Are you rich or something? Did you win the lotto?
People assume that full-time RVers travel constantly, are always on vacation, and do nothing all day but lounge and sip white Russians at the RV park’s pool.
The truth is that we live our lives just as most people do. If we’re too young to retire, we work. Sometimes it’s on the Internet and other times it’s in a campground, a warehouse or seasonal job.
Retired full-timers have more free time, but they’re usually no more extravagant in their choices than “normal” people. Some full-timers have money in the bank, some do not. Our financial situations are just as diverse as any other segment of society.
That’s why answering the inevitable question how much money do you need to go full time? is impossible. It’s different for everyone.
How do you live together in such a small space?
Modern couples typically have different careers that keep them apart all day. When retirement happens, it’s understandable that living in a small space could be frustrating for each person.
That’s the way most couples experience retirement, but not full-timers. Whether working or not, the tiny confines of a house on wheels forces couples to communicate more effectively than ever before.
Getting along in the RV takes practice but you either get along for the sake of traveling together, or you don’t.
When times get tough, if both people aren’t willing to negotiate the troubled waters in a fair and calm way, the full-time travel fantasy is over before it ever begins.
Where do you get your mail?
Even in our electronic age, many people still can’t imagine foregoing a daily visit from their postal courier. But after nine years of living without consistent mail delivery on the road, I’ll vouch that it can be done, effectively as I have found that there are two ways to get mail on the road.
Some full-time RVers who want to keep their original home state ask family members to forward their mail. Others like me choose a new home state and pay for a mail forwarding service. The final decision about where to call home usually rests with how much or how little a full-timers’ own taxes and insurance will be impacted.
Nobody said that full-time RVers always have it easy but current technologies provide more workarounds than ever before.
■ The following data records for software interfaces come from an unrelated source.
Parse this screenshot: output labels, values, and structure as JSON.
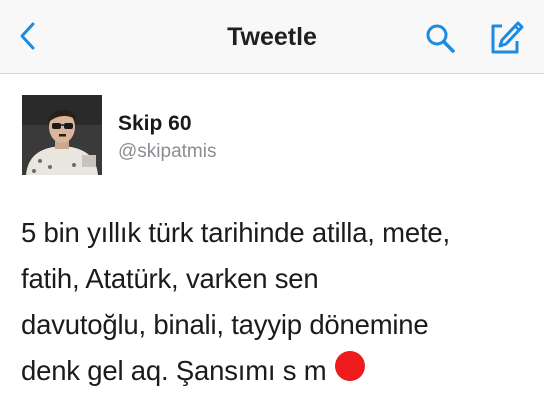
{
  "nav": {
    "back_icon": "chevron-left-icon",
    "title": "Tweetle",
    "search_icon": "search-icon",
    "compose_icon": "compose-tweet-icon",
    "accent_color": "#1d8be0"
  },
  "tweet": {
    "author": {
      "display_name": "Skip 60",
      "handle": "@skipatmis"
    },
    "text_lines": [
      "5 bin yıllık türk tarihinde atilla, mete,",
      "fatih, Atatürk, varken sen",
      "davutoğlu, binali, tayyip dönemine",
      "denk gel aq. Şansımı s   m"
    ],
    "redaction_color": "#ee1c1c"
  }
}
In future columns I’ll discuss more specific things about full-time RVers, like how we handle vehicle registration, jury duty, prescription drug deliveries and other routine chores that sticks-and-bricks dwellers don’t think twice about. If there are specific questions about full-time RVing that you’d like me to address, just ask!